THE TASK: Repeat each entry exactly, but do not carry over the pictures.

Interface dataset entries:
• • •
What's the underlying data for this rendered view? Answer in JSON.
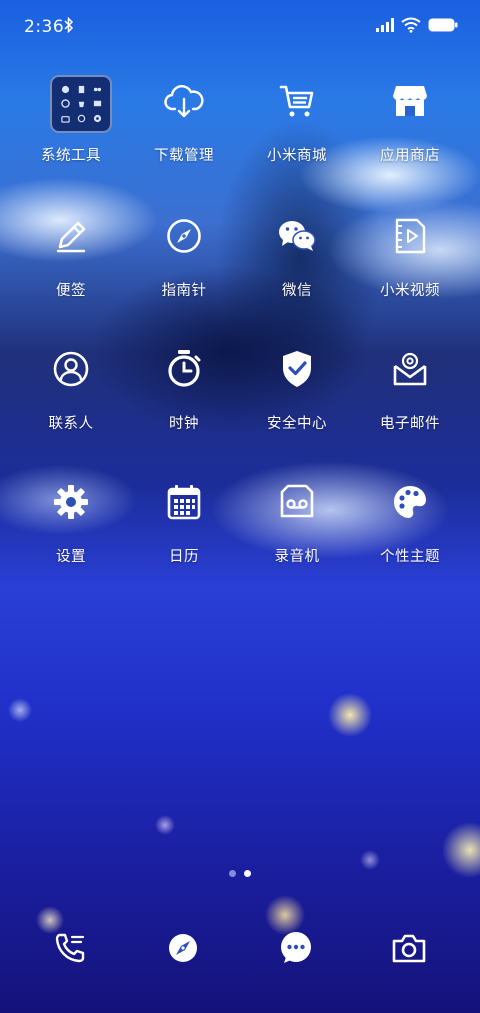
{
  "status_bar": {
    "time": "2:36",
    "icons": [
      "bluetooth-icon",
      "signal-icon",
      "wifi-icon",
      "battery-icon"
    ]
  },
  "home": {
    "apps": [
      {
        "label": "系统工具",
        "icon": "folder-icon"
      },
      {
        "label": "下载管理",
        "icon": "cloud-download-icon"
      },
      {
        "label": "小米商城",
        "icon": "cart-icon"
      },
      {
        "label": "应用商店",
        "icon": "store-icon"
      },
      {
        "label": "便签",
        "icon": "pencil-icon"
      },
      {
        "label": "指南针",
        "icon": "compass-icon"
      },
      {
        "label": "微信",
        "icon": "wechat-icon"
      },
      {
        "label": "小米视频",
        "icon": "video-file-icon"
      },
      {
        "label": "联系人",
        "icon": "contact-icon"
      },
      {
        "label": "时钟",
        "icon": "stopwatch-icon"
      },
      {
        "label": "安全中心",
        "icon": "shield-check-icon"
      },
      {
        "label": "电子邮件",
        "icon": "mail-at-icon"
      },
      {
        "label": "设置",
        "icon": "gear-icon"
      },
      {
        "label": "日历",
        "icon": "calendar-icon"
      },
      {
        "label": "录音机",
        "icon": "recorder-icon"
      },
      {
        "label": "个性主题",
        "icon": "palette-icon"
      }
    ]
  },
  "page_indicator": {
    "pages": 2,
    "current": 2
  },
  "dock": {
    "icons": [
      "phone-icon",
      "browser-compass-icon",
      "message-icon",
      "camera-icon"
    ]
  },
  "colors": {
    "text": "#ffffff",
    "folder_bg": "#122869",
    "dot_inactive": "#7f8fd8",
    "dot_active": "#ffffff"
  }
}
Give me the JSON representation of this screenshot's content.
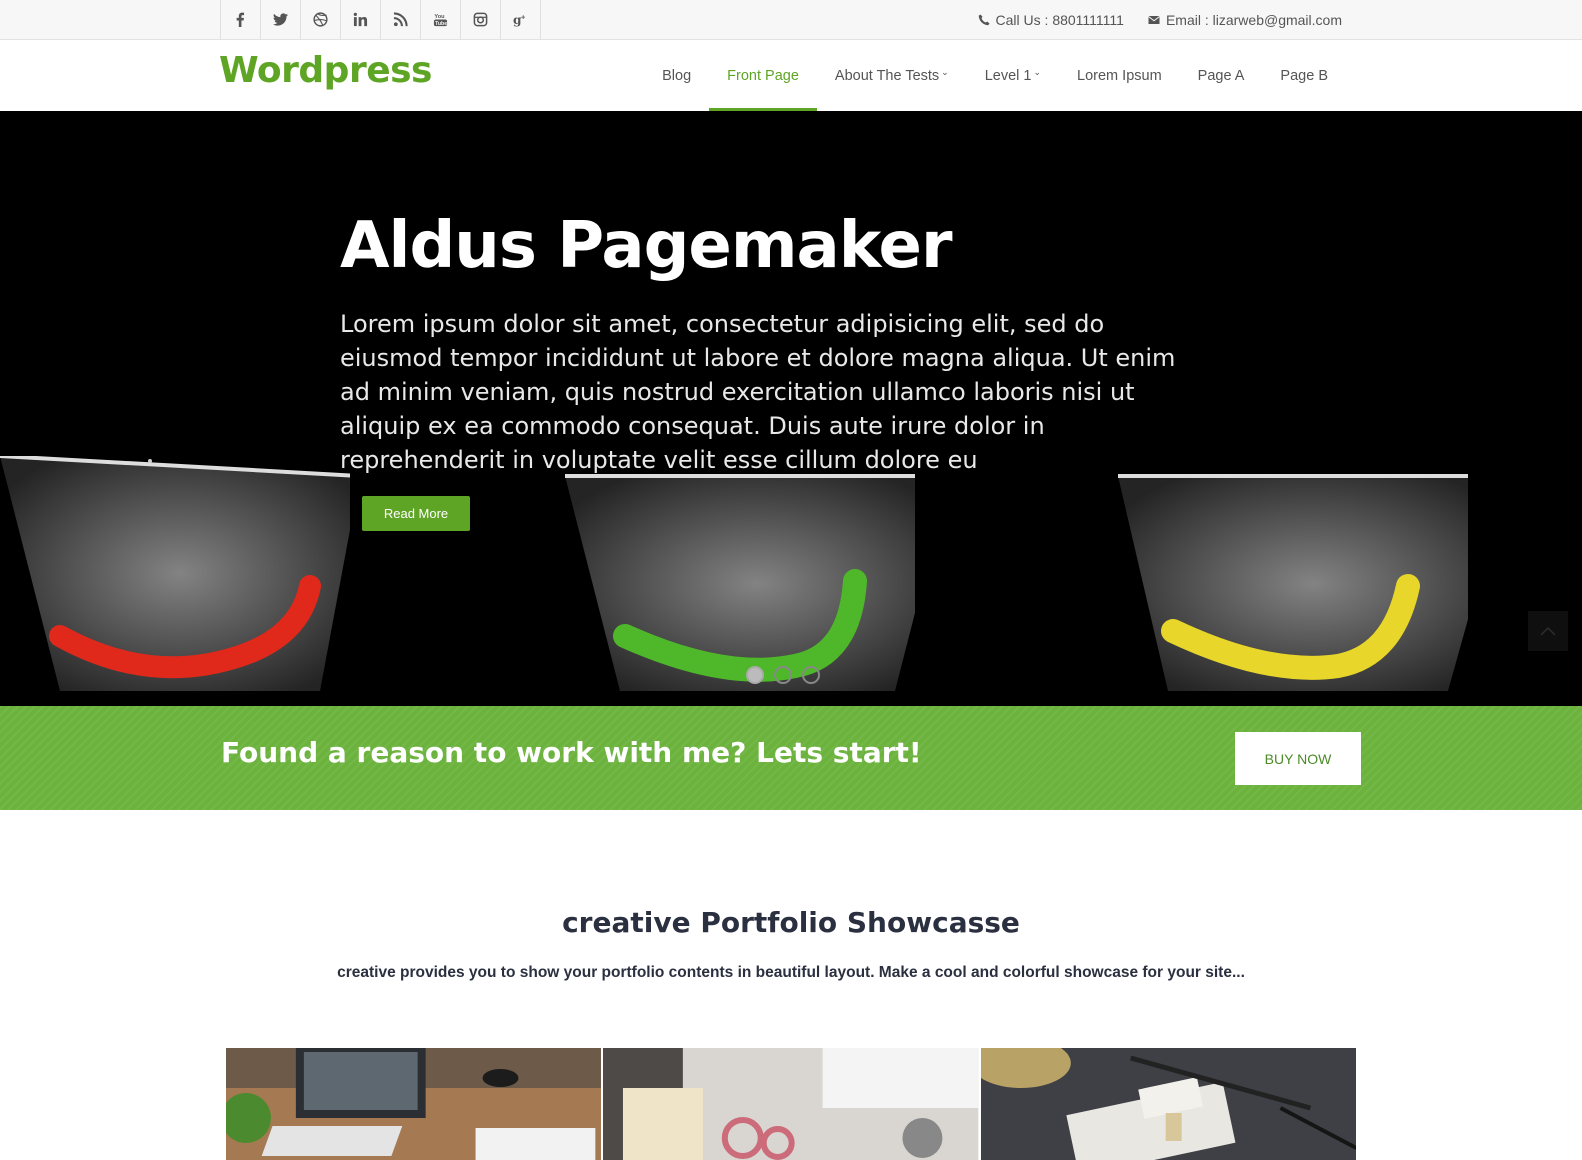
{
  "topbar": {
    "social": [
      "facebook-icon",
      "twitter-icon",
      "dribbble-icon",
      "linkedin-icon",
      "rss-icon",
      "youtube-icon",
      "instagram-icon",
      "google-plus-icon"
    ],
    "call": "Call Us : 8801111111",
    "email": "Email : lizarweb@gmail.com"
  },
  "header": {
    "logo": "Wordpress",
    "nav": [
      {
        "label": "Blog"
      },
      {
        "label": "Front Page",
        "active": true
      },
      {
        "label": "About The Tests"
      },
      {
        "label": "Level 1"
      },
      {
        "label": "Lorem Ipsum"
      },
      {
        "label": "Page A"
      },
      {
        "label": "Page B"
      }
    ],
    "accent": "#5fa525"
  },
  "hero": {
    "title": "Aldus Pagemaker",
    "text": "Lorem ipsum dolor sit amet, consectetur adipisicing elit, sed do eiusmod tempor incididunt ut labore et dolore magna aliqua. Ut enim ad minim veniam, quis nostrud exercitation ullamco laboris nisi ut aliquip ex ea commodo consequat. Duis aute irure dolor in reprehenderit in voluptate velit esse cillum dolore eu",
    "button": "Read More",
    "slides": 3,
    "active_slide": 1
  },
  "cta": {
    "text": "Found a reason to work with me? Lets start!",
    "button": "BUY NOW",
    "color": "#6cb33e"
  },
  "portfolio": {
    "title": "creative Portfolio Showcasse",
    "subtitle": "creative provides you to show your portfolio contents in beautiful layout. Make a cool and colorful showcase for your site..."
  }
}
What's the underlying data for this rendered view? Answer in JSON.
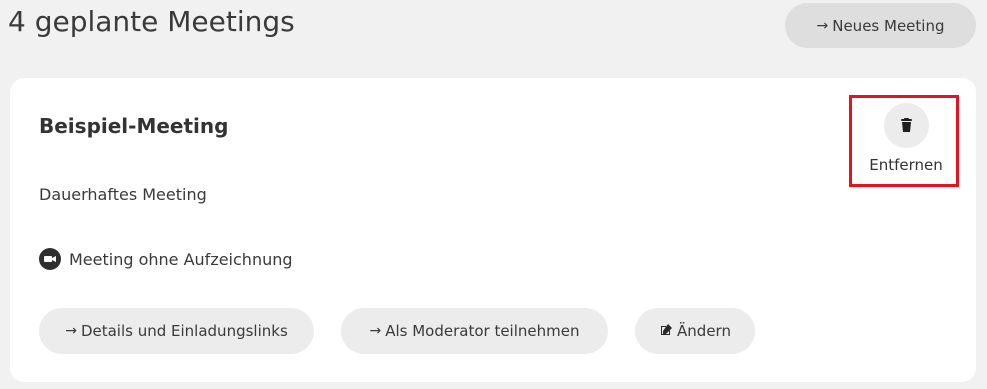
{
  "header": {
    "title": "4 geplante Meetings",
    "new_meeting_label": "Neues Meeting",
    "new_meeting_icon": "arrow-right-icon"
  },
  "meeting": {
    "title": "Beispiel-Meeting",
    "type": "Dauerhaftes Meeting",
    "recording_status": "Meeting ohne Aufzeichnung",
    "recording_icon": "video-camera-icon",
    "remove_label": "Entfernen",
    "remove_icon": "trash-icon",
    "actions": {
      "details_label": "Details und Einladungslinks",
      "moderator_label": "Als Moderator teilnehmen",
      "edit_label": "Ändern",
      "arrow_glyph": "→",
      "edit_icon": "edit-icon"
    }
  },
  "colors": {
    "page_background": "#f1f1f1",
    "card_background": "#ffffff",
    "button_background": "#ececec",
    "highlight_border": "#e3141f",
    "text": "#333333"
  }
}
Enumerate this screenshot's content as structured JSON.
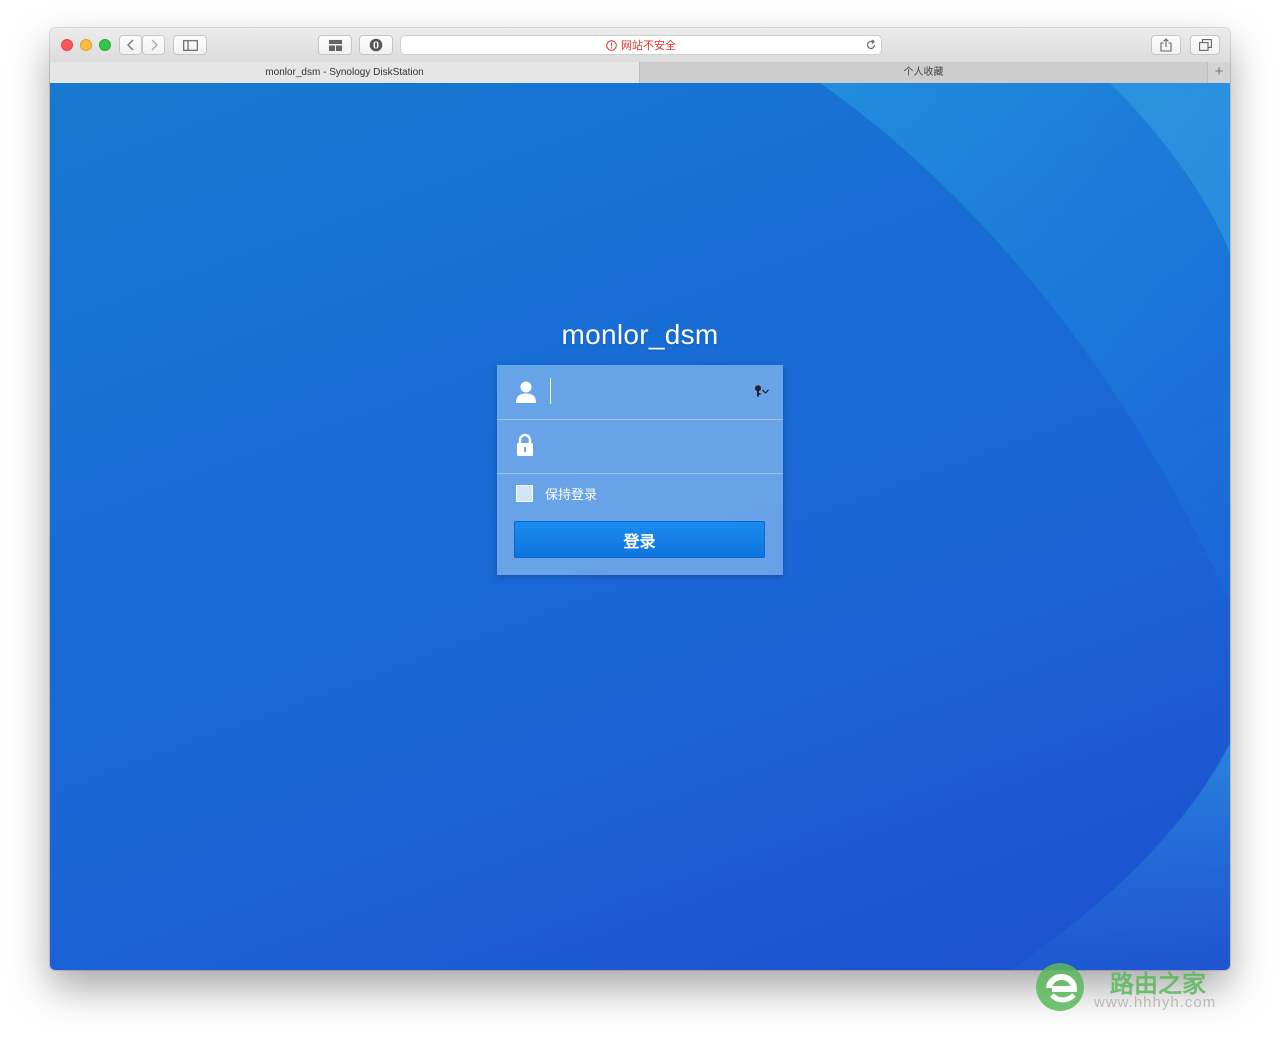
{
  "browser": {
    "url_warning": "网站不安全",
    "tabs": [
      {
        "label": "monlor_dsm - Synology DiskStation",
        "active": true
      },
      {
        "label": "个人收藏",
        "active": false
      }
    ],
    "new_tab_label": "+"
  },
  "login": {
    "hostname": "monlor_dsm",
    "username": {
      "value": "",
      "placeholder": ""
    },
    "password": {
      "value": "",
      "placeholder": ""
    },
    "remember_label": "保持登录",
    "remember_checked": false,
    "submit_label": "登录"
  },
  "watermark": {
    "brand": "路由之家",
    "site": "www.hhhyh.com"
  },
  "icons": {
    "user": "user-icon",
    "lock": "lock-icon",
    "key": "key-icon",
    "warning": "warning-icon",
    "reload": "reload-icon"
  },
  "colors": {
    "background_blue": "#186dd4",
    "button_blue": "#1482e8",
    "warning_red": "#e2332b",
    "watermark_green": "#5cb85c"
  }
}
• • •
RESPONSE AREA:
What's the underlying data for this rendered view? Answer in JSON.
{
  "status_bar": {
    "time": "2:36",
    "icons": [
      "bluetooth-icon",
      "signal-icon",
      "wifi-icon",
      "battery-icon"
    ]
  },
  "home": {
    "apps": [
      {
        "label": "系统工具",
        "icon": "folder-icon"
      },
      {
        "label": "下载管理",
        "icon": "cloud-download-icon"
      },
      {
        "label": "小米商城",
        "icon": "cart-icon"
      },
      {
        "label": "应用商店",
        "icon": "store-icon"
      },
      {
        "label": "便签",
        "icon": "pencil-icon"
      },
      {
        "label": "指南针",
        "icon": "compass-icon"
      },
      {
        "label": "微信",
        "icon": "wechat-icon"
      },
      {
        "label": "小米视频",
        "icon": "video-file-icon"
      },
      {
        "label": "联系人",
        "icon": "contact-icon"
      },
      {
        "label": "时钟",
        "icon": "stopwatch-icon"
      },
      {
        "label": "安全中心",
        "icon": "shield-check-icon"
      },
      {
        "label": "电子邮件",
        "icon": "mail-at-icon"
      },
      {
        "label": "设置",
        "icon": "gear-icon"
      },
      {
        "label": "日历",
        "icon": "calendar-icon"
      },
      {
        "label": "录音机",
        "icon": "recorder-icon"
      },
      {
        "label": "个性主题",
        "icon": "palette-icon"
      }
    ]
  },
  "page_indicator": {
    "pages": 2,
    "current": 2
  },
  "dock": {
    "icons": [
      "phone-icon",
      "browser-compass-icon",
      "message-icon",
      "camera-icon"
    ]
  },
  "colors": {
    "text": "#ffffff",
    "folder_bg": "#122869",
    "dot_inactive": "#7f8fd8",
    "dot_active": "#ffffff"
  }
}
Give me the JSON representation of this screenshot's content.
{
  "topbar": {
    "social": [
      "facebook-icon",
      "twitter-icon",
      "dribbble-icon",
      "linkedin-icon",
      "rss-icon",
      "youtube-icon",
      "instagram-icon",
      "google-plus-icon"
    ],
    "call": "Call Us : 8801111111",
    "email": "Email : lizarweb@gmail.com"
  },
  "header": {
    "logo": "Wordpress",
    "nav": [
      {
        "label": "Blog"
      },
      {
        "label": "Front Page",
        "active": true
      },
      {
        "label": "About The Tests"
      },
      {
        "label": "Level 1"
      },
      {
        "label": "Lorem Ipsum"
      },
      {
        "label": "Page A"
      },
      {
        "label": "Page B"
      }
    ],
    "accent": "#5fa525"
  },
  "hero": {
    "title": "Aldus Pagemaker",
    "text": "Lorem ipsum dolor sit amet, consectetur adipisicing elit, sed do eiusmod tempor incididunt ut labore et dolore magna aliqua. Ut enim ad minim veniam, quis nostrud exercitation ullamco laboris nisi ut aliquip ex ea commodo consequat. Duis aute irure dolor in reprehenderit in voluptate velit esse cillum dolore eu",
    "button": "Read More",
    "slides": 3,
    "active_slide": 1
  },
  "cta": {
    "text": "Found a reason to work with me? Lets start!",
    "button": "BUY NOW",
    "color": "#6cb33e"
  },
  "portfolio": {
    "title": "creative Portfolio Showcasse",
    "subtitle": "creative provides you to show your portfolio contents in beautiful layout. Make a cool and colorful showcase for your site..."
  }
}
What's the underlying data for this rendered view? Answer in JSON.
{
  "header": {
    "title": "4 geplante Meetings",
    "new_meeting_label": "Neues Meeting",
    "new_meeting_icon": "arrow-right-icon"
  },
  "meeting": {
    "title": "Beispiel-Meeting",
    "type": "Dauerhaftes Meeting",
    "recording_status": "Meeting ohne Aufzeichnung",
    "recording_icon": "video-camera-icon",
    "remove_label": "Entfernen",
    "remove_icon": "trash-icon",
    "actions": {
      "details_label": "Details und Einladungslinks",
      "moderator_label": "Als Moderator teilnehmen",
      "edit_label": "Ändern",
      "arrow_glyph": "→",
      "edit_icon": "edit-icon"
    }
  },
  "colors": {
    "page_background": "#f1f1f1",
    "card_background": "#ffffff",
    "button_background": "#ececec",
    "highlight_border": "#e3141f",
    "text": "#333333"
  }
}
Enumerate this screenshot's content as structured JSON.
{
  "browser": {
    "url_warning": "网站不安全",
    "tabs": [
      {
        "label": "monlor_dsm - Synology DiskStation",
        "active": true
      },
      {
        "label": "个人收藏",
        "active": false
      }
    ],
    "new_tab_label": "+"
  },
  "login": {
    "hostname": "monlor_dsm",
    "username": {
      "value": "",
      "placeholder": ""
    },
    "password": {
      "value": "",
      "placeholder": ""
    },
    "remember_label": "保持登录",
    "remember_checked": false,
    "submit_label": "登录"
  },
  "watermark": {
    "brand": "路由之家",
    "site": "www.hhhyh.com"
  },
  "icons": {
    "user": "user-icon",
    "lock": "lock-icon",
    "key": "key-icon",
    "warning": "warning-icon",
    "reload": "reload-icon"
  },
  "colors": {
    "background_blue": "#186dd4",
    "button_blue": "#1482e8",
    "warning_red": "#e2332b",
    "watermark_green": "#5cb85c"
  }
}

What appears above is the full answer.